Both ketamine and cocaine have snorting as the least risky way of taking them. However, snorting comes with its own risks to mitigate.
Straws vs. spoons
The lining of your nostrils is very delicate and you can break the skin on the inside of your nose super easily. It’s pretty damn unpleasant and gets a bit bloody.
If you use something that doesn’t actually go all the way inside your nostril, like a spoon or the back of your hand there’s less chance you’ll scrape up the inside of your nostril and open up a route of infection.
Also straws need a surface to be snorted off. Do you know what else has been on that surface? If you’re at home you can get a clean plate, which isn’t too bad, depending on how often the dishes get done at yours.
If you’re out and don’t have your phone with you, you’re looking at a toilet seat lid or the cistern. We don’t need to go into too much detail as to why you don’t want to put your face too close to a toilet seat in a club or festival [vomit emoji]
Bank notes are disease vectors. Don’t put them near your face.
A study done in 2014 showed that bank notes held antibiotic-resistant strains of Staphylococcus aureus, salmonella, e. coli, influenza, hepatitis A, and a bunch of other gross things that you absolutely don’t want to put up your nose while inhaling deeply. Also, the COVID variants live up to 14 days on a hard surface, and when you think about the number of people that handle money without washing their hands it gets a bit scary.
Read Paper money and coins as potential vectors of transmissible disease by Angelakis et al on PubMed
Sharing is not caring. Use your own utensils
If you’re doing a pass-the-plate with a single snorting straw, you’re putting something with someone else’s snot up your nose.
It’s gross as hell, but also if they’re contagious with something that’s passed on by breath or body fluids like any of the COVID variants, you’re putting the viral particles into the exact place they want to be to enter your bloodstream.

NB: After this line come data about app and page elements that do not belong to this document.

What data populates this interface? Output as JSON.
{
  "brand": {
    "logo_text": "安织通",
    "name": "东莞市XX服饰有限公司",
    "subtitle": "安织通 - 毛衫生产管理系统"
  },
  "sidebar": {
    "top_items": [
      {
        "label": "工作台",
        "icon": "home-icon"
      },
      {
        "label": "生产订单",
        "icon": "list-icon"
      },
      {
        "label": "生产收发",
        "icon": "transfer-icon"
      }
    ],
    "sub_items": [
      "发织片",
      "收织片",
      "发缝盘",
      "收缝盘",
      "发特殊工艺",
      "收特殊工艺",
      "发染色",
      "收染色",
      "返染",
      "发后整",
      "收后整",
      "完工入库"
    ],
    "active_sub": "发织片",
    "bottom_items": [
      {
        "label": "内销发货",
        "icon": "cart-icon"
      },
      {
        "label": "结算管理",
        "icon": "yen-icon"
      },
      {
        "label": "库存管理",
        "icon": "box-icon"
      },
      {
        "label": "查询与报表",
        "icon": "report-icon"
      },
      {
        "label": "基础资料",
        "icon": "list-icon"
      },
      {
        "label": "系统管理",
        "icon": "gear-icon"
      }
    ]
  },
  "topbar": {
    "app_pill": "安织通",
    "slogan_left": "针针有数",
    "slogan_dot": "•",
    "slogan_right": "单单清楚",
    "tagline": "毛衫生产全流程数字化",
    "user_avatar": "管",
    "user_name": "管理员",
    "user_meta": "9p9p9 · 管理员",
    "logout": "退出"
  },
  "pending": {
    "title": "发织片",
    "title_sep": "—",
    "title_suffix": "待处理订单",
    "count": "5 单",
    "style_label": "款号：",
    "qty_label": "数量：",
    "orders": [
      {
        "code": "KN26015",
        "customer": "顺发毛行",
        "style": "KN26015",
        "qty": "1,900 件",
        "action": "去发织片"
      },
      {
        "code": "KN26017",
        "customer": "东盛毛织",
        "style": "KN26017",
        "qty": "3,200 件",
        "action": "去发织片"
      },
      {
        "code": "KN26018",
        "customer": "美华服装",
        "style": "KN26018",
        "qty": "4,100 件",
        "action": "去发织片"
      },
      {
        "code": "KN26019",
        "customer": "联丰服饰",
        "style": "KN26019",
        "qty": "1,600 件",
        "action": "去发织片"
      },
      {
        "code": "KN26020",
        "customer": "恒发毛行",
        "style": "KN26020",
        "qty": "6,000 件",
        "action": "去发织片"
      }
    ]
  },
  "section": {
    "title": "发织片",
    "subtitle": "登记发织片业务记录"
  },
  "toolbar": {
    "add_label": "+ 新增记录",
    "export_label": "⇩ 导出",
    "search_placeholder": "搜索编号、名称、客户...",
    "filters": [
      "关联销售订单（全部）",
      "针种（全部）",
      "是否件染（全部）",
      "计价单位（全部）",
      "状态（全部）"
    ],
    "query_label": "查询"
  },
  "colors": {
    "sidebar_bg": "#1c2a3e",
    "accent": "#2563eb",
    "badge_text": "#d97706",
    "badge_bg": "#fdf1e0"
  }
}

Even more so if you have a scrape on the inside of your nostrils and your open blood vessels are *right there* for the viruses to slide on into your system like a creeper into your DMs.
Rinse your sinuses with water
Yes, it feels horrible, but it will get rid of any build up in your nostrils and reduce the risk of irritating the lining of your sinuses and nostrils.
When to call the medics
If you’re feeling
- Short of breath
- Like your heart’s racing or beating weirdly
- Like your grip on reality is getting away on you
If you’re tripsitting somebody and they
- Start getting aggressive
- Start going down depressive tangents
- Lose control of their limbs
- Start having trouble breathing
- Start having heart trouble
Cocaine: Know your stuff, NZ with KnowYourStuffNZ
Ketamine: Know your stuff, NZ with KnowYourStuffNZ
Ketamine bladder: 0 stars, do not recommend